In my last blog, I wrote that I had been experimenting with a slightly adapted working definition of mindfulness—“the awareness and approach to life that arises from paying attention on purpose, fully present, with curiosity and compassion." This is a small shift from the most common modern definition of mindfulness, which describes the practice as ‘non-judgemental.' Misunderstanding of ‘non-judgement’ has, I believe, has led to some unjustified criticisms, which suggest thatmindfulness is ethically groundless or passive.
Mindfulness is just not neutral noticing. There are a clear set of attitudes which underpin the practice, and compassion may be the most important. Mindfulness just isn’t mindfulness without kindfulness. From the very first time we’re invited to come back to attention, we’re reminded to do this gently. Without this emphasis on friendliness, we set ourselves up for an internal battle, making struggle and stress as we try to force focus. Many people do get frustrated when they notice attention wandering, and it’s a key learning when they realize this noticing itself is mindfulness, and that it brings a chance to express care, understanding, patience, and love.
As we train in these attitudes over and over, it begins to affect more than just our relationship with ourselves. As we cultivate the habit of being gentle, loving-kindness percolates outwards. Most practitioners find over time that they’re gentler with others around them, less reactive, less automatically hostile. This makes sense of course—the mind that relates to internal experience also connects to the external world, in which we live and work with others.
This is why I believe that mindfulness—taught and practised properly—is its own self-protection from misuse. As long as we commit ourselves to an ongoing practice of noticing what’s happening with curiosity and friendliness, awareness and compassion tend to follow. Whether taught and practised in friendly environments, or hostile ones in which the prevailing culture is grasping or aggressive, true mindfulness will lead to an increase in kindness, the basis for ethical action.
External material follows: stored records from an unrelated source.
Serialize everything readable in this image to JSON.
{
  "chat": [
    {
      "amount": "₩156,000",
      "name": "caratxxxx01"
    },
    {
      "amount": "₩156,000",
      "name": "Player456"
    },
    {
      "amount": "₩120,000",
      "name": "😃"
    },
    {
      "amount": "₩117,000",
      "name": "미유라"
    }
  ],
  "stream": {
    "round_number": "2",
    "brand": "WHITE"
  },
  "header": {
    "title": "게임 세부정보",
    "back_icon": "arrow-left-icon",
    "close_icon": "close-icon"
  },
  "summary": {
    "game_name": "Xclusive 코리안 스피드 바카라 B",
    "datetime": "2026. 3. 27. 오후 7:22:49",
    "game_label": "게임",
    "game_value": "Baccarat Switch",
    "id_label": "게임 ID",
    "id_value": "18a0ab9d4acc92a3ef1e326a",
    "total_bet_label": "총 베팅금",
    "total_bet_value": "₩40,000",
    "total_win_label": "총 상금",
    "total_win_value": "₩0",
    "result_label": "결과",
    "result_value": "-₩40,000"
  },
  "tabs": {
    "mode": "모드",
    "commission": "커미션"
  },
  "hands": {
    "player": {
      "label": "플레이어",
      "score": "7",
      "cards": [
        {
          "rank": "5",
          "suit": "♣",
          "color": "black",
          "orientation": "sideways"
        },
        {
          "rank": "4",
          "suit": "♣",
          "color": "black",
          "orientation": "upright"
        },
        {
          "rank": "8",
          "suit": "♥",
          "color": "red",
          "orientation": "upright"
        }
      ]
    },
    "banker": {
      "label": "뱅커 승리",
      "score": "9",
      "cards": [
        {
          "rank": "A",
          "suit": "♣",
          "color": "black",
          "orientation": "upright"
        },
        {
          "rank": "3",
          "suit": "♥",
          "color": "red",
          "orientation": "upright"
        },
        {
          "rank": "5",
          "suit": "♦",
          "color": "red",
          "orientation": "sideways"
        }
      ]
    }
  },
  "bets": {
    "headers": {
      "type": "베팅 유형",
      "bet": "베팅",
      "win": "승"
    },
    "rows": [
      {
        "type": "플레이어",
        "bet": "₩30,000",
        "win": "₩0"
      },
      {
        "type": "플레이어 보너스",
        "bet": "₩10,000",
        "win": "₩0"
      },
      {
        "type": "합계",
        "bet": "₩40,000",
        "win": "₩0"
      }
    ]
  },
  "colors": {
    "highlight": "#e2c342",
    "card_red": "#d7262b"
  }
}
The key, of course, is reminding ourselves and others that mindfulness is more than just neutral attention training. That’s why I think having clear definitions are important—if mindfulness loses its kindfulness, then we really are lost.